x Abu Dhabi, UAESunday 21 January 2018

Collections that are worth a second look

Paris fashion week However fabulous, exciting, starry and provocative they might be, catwalk shows do not always do justice to the clothes that they are supposed to display.

A model presents a creation by the German designer Karl Lagerfeld for Chanel.
A model presents a creation by the German designer Karl Lagerfeld for Chanel.

However fabulous, exciting, starry and provocative they might be, catwalk shows do not always do justice to the clothes that they are supposed to display. It is at the "re-sees" that the press can examine the looks in person, and the pieces worn at Dior's Friday show perfectly illustrate this point. Clothes that looked merely pretty on the catwalk revealed their true luxury up close at Tuesday's press re-see, with cloud-soft fabrics, exquisite beading and complex cutting and tailoring forming the show's recurring themes.

The Chanel show on Tuesday was spectacular of course - as ever, the Grand Palais played host to a major set that divided the catwalk with a series of walls and doorways in stark white against which the clothes played well, though it was frustrating for people-watchers, as it hid one side of the audience from the other. (Kate Moss was interested in her neighbours Jamie Hince and Mario Testino, but the rest of the room was interested in Kate Moss.)

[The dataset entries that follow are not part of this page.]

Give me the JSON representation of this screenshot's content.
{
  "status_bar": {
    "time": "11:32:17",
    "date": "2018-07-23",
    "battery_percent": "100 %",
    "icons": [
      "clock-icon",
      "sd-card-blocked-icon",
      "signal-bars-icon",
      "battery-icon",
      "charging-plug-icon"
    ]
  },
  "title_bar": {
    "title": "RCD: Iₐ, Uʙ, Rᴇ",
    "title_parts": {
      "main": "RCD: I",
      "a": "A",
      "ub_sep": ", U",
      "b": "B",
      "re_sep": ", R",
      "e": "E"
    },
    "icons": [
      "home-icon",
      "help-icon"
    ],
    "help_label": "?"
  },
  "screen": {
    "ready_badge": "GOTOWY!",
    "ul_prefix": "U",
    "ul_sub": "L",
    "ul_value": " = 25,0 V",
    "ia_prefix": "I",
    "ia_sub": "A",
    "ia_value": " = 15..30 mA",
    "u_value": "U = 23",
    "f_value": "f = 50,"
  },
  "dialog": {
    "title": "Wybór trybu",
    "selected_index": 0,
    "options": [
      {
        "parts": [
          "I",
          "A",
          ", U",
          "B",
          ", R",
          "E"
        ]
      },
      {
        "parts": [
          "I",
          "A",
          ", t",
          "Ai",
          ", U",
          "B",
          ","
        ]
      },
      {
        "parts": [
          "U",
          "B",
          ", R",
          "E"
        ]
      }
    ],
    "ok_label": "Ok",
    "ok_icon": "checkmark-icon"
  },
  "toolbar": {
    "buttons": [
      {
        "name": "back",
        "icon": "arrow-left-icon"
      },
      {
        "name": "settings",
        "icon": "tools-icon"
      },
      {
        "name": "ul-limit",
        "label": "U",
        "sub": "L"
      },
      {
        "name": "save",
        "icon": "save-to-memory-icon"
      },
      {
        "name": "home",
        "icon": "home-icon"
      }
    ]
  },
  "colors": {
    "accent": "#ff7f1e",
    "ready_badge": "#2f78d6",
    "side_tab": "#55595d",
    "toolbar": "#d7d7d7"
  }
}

Graphically effective though it was, it rendered the black clothes merely black, flattening out texture that reveals the workmanship. This does the "snapshot" job that we, the press, demand for our publications, but it hides the embroidery that mimics bouclé tweed on the suits and the detail of the ruffs. Apparently inspired by Beau Brummell, the 18th-century English dandy, Karl Lagerfeld seemed, in fact, to be channelling his own personal style, with slender black suits and high white collars. In a strange twist he then used knits in pale pink and sage green for legwarmers, hats and frills that spoke of Eighties dolls - even down to a bag that mimicked toy packaging, compartmentalising a quilted bag and its contents into a flat, clear plastic pack. If the knitted hats were reminiscent of loo roll holders, the rest of the collection was as elegant as the Chanel customer would expect, delighting the audience, which also included Freida Pinto, Claudia Schiffer and Beth Ditto.

While it's clearly better to see the looks worn by a model than hanging limply in a showroom, the stalking gait of the catwalk can be misleading - wonderful when swathes of chiffon ripple from behind, but not exactly realistic. Agnès b's film presentation, though, at a decrepit but beautiful Chinese-style theatre, La Pagode, reflected the youthful, gamine charm of the clothes in a way that stroppy catwalk mannequins could not. The grey schoolboyish suits, with their slender cropped trousers, the flat shoes in bright red or black and the cute little tartan minis were shown off by playful models moving like real people, bringing a welcome simplicity to a season that has thus far been almost too sophisticated.

A designer that no one could accuse of being too sophisticated, Jean-Charles de Castelbajac again showed a bright, fun but entirely literal collection, replacing last season's Obama prints with a Muppet Show theme that saw puffball skirts printed with puppet characters, a stole made of Kermit the Frog toys sewn together and even a hat made in the shape of Animal. A young Michael Jackson and Clint Eastwood also made it onto the front of de Castelbajac's dresses, and while the collection was not to everyone's taste, it at least livened up the day.

Less lively, though extremely successful, was the first ready-to-wear outing for Valentino by the design duo Maria Grazia Chiuri et Pier Paolo Piccioli. After mixed reviews for their couture in January, it was with relief that the audience received their collection of rich colours and embellishment, deceptively simple evening gowns and desirable coats and daywear. Both Valentino veterans of many years, they clearly know how to please their customer on the shop floor and on the catwalk.

Of course, there are certain designers for whom the catwalk show is the only way to work out the full vision of their creativity, and Alexander McQueen is one. On a gleaming runway covered in the blackened debris of previous shows, his models stalked out in a spectacular series of exaggerated suits and dresses of the extraordinary, eccentric type that haven't graced a fashion week since the Eighties heyday of Thierry Mugler and Jean Paul Gaultier. Made up to resemble the late performance artist Leigh Bowery, the models pouted and posed down the runway, throwing shapes for all they were worth and enhancing the drama that McQueen's collections never fail to create. Standout pieces included the giant dogtooth check print that morphed into birds and the dramatic New Look silhouettes, complete with saucer hats (made of car hubs). Yet beneath the wonderful, almost parodic fabulousness, it was clear that the pieces were as flawlessly tailored, creatively printed, dramatically draped and, well, wearable as any buyer could desire. No close inspection needed.